- Cyber Attack
- Building Systems
The Role of MSIs in Promoting Cybersecurity Efforts in Smart Buildings
As building owners turn to sophisticated, Internet of Things (IoT)-enabled technologies to optimize building performance and enhance occupant comfort, these new advantages carry new risks. Increased reliance on smart devices heightens exposure to potential cybersecurity attacks from malicious actors. In the first half of 2019, almost 38% of computers used to control smart building automation systems were affected by cyber attacks. These attacks are damaging to a building’s operations and could compromise the integrity of sensitive data. For 40% of the buildings that experienced a cyber attack, 11% involved spyware that attempted to steal account credentials, posing a key strategic risk that threatens customer growth and retention efforts.

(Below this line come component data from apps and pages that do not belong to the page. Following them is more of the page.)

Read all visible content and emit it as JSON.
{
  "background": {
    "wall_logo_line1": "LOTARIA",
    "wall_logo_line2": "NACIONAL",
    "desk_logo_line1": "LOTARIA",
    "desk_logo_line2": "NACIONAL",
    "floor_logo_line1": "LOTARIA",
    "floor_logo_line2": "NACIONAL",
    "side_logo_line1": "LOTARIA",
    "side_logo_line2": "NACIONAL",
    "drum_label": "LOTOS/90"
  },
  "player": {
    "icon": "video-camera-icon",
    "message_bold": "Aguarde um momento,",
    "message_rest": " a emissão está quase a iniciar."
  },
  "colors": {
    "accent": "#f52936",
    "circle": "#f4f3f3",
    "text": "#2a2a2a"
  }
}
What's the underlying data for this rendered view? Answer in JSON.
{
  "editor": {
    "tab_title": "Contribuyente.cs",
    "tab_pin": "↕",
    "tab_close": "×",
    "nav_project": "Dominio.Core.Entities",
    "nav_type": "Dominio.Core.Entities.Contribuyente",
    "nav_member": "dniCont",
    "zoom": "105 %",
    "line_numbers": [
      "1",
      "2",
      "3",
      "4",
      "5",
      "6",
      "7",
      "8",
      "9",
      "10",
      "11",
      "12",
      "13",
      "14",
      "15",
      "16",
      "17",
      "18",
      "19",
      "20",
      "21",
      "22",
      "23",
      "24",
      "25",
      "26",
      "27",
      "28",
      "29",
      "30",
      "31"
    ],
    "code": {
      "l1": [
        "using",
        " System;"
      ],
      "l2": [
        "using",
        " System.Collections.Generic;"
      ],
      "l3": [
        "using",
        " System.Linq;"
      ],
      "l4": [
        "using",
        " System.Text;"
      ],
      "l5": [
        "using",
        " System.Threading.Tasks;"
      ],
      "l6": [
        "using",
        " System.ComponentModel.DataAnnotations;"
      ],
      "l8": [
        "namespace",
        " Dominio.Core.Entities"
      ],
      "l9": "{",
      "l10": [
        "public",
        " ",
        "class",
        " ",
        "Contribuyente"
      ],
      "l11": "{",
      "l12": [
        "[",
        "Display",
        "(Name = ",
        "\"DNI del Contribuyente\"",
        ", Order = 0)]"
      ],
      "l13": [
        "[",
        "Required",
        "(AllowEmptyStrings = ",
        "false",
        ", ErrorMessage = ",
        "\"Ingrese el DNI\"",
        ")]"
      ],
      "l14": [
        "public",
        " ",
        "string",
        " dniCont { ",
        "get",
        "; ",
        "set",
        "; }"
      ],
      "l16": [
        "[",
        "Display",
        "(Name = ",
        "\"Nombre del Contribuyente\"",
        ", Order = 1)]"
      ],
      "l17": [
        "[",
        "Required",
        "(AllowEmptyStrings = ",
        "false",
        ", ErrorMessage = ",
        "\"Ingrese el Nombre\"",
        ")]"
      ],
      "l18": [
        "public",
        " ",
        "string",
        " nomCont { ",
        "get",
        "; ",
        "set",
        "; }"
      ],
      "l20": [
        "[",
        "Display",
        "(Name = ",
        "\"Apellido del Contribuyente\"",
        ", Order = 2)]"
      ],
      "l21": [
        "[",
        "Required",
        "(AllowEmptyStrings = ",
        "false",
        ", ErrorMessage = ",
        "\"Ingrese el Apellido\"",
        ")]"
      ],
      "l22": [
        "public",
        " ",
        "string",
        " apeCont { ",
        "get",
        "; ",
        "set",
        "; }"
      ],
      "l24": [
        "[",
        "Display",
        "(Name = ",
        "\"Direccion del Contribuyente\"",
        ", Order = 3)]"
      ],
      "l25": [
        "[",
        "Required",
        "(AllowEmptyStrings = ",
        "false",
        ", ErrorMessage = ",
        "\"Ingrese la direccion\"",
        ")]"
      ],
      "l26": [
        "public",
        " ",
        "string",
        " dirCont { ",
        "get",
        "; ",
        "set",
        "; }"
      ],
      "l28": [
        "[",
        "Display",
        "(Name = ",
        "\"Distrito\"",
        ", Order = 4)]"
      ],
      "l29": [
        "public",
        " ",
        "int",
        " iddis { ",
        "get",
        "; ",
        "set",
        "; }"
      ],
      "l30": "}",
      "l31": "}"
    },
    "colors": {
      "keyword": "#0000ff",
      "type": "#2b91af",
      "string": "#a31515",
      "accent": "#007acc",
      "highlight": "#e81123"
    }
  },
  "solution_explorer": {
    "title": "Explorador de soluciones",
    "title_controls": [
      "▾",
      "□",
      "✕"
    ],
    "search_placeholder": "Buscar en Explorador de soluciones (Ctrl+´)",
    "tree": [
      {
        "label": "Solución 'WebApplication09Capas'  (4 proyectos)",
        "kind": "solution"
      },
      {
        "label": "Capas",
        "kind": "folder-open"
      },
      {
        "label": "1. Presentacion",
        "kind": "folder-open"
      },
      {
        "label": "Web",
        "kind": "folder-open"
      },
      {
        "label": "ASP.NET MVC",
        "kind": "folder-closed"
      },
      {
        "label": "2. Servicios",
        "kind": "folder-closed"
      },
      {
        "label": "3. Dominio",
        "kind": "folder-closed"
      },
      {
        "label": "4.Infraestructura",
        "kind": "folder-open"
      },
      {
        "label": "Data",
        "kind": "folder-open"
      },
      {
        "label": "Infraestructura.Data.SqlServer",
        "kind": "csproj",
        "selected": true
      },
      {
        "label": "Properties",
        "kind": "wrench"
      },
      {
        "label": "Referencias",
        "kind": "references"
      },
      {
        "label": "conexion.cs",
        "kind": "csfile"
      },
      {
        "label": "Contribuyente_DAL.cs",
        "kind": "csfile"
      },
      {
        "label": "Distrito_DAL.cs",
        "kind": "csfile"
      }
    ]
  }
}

Traditionally, IT and OT security efforts in buildings have been conducted disparately, each with its own set of procedures and personnel. However, as more systems carry an IT dimension, managing building security in silos only heightens the potential cybersecurity risks in buildings. It is incumbent for building managers to streamline IT and OT system management efforts to shore up potential cybersecurity vulnerabilities. Although convergence between a building’s IT and OT systems is often touted as a key to unlocking full strategic and operational benefits of IoT technologies, using a holistic approach to building management is also crucial from a risk management perspective.
Enter the Master Systems Integrator
To meet the need for comprehensive building systems integration, a new breed of service provider, the master systems integrator (MSI), has evolved. MSIs combine expertise across a wide variety of disciplines, including knowledge of IT, software engineering, cybersecurity, and traditional operational technologies such as HVAC and security systems, to provide building managers a singular platform to view building performance. Not only can MSIs ensure that all cybersecurity measures are up-to-date, but by providing a comprehensive view of all of the building’s IT systems, managers can quickly identify, assess, and contain potential cyber threats.
Building managers rely on various types of service providersfor distinct purposes, such as electrical and mechanical contractors, IT consultants, and real-estate advisory firms. As customers seek more comprehensive building management solutions, MSIs are in a position to disrupt the building services industry, leading current service providers to expand their capabilities by growing their talent pools or acquiring expertise externally.
To learn more about the role and capabilities of MSIs and their effect on the building services market, read the new Guidehouse Insights, report, Master Systems Integrators Catalyzing Intelligent Building Transformation.